Derrida, for instance — he correctly discerns the inevitability of in interpretive slippage between what is written and what is interpreted in the writing. However, he doesn’t at all seem to countenance that there could be a huge amount of tragedy involved in this. For someone who does not have a voice that anyone will listen to within a particular society, and who therefore takes to writing, so much of what it means to be recognised as human and as vitally real depends upon reception of the work without distortion. So the eternal play of différence may be, in practical terms, within a multicultural society, to some degree entirely necessary as well as inavoidable. Yet the agonising screams of the subaltern who has once again had his attempts to communicate denied should not fail to somehow reach our ears. Derrida’s system which accustoms us to embrace an approach of consumption of meanings as they appear to us on our own terms (that is, without seeking further elucidation, through examinings history and political context) enables us to accept with pleasure — but, on limited terms only, the existence of a mild alterity between oneself and others. One accepts, in other words, the joy of making (necessarily) false interpretations, as a lighthearted game. The radical alterity of the subaltern has nothing to offer us as material for this lighthearted game. His needs are more desperate than that — his necessity to be heard is not even a game, but a matter of life and death (in the emotional sense, and possibly in more ways than this, since actual death can be an outcome of being radically misunderstood.) Let us not be lazy, therefore, with interpretation.

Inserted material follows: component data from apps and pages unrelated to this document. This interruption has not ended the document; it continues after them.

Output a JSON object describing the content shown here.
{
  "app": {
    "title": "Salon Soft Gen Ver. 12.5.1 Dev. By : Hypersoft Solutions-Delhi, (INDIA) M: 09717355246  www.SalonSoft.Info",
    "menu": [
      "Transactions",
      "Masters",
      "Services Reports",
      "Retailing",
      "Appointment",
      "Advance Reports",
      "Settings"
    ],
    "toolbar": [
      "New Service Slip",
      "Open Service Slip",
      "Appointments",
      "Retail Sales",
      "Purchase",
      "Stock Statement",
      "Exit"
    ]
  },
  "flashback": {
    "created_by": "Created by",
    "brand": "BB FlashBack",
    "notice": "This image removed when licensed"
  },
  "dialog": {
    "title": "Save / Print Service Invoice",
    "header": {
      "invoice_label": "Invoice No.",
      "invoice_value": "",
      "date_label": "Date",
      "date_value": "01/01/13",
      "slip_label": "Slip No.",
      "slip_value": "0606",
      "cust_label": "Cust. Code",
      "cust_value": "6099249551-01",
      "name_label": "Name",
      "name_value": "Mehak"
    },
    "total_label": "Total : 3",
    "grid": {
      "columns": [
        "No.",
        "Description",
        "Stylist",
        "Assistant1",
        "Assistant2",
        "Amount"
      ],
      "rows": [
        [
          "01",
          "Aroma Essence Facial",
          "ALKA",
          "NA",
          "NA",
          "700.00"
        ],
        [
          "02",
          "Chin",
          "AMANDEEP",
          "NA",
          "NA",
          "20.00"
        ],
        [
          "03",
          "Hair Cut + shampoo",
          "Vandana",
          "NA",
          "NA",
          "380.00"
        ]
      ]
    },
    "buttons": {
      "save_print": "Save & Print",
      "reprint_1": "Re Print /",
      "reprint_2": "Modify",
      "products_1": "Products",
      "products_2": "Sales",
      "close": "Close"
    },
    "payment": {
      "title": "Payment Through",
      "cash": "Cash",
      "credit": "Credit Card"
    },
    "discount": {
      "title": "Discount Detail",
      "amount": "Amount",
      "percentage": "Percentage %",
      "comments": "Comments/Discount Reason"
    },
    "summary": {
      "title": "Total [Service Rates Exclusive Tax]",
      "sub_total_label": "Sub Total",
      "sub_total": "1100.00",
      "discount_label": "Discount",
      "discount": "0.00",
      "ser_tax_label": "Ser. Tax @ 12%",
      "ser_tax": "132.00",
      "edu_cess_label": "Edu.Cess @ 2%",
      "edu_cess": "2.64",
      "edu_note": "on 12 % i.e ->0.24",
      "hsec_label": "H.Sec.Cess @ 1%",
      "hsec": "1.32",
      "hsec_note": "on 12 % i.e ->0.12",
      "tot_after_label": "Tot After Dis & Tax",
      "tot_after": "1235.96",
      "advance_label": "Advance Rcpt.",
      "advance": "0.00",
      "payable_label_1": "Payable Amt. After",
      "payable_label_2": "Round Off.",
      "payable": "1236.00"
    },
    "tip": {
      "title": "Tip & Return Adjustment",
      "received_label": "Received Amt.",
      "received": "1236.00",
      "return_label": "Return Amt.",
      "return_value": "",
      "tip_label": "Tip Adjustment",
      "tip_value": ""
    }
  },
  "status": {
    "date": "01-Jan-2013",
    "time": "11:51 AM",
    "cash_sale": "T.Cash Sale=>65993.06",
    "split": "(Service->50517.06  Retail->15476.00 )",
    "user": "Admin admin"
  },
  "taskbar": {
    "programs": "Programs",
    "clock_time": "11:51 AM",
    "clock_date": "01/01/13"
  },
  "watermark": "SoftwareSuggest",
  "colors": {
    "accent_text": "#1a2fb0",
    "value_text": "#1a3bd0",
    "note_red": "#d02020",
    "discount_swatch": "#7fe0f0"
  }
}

BF SKINNER: He doesn’t really tell us anything, beyond giving us some general principles that may as well be metaphysical, like yin and yang, for all of the predictive value that they have.
Of course, we all behave in certain ways to get rewards in life, and do our best to avoid various aversive stimulii. That is BF Skinner’s grand insight. So let us stop there. Beyond his assertion of this fact, his insights do not enable us to predict any single thing about any single person.
For right above the first layer of my feeling that something is an incentive, there lies an immediate disincentive, and above that the disincentive starts to look like an incentive again, but then through the power of my mind and will, I am actually able to conjure up its image as an overall aversive stimulus.
These are the layers of meanings we have in us — no doubt because we were conditioned through our early years by various experiences. Yet these experiences we had do not rest in our brains as isolated stimulii but in the form of comprehensive ideas and facts.
When I do kickboxing, I go towards an aversive stimulus. I suffer all sorts of mental and physical pains. Above that pain rests the reward of being more proficient. But above that positive stimulus there also remains the aversive stimulus of developing an injury. But, fortunately — above the likelihood of getting wounded rests the almost metaphysical delight of being able to look back in life and say that I’d achieved something.
So, don’t come at me with your aversive stimulus of pain and automatically expect me to pay you any mind. If life were simple like that, we would all be rats in a jar.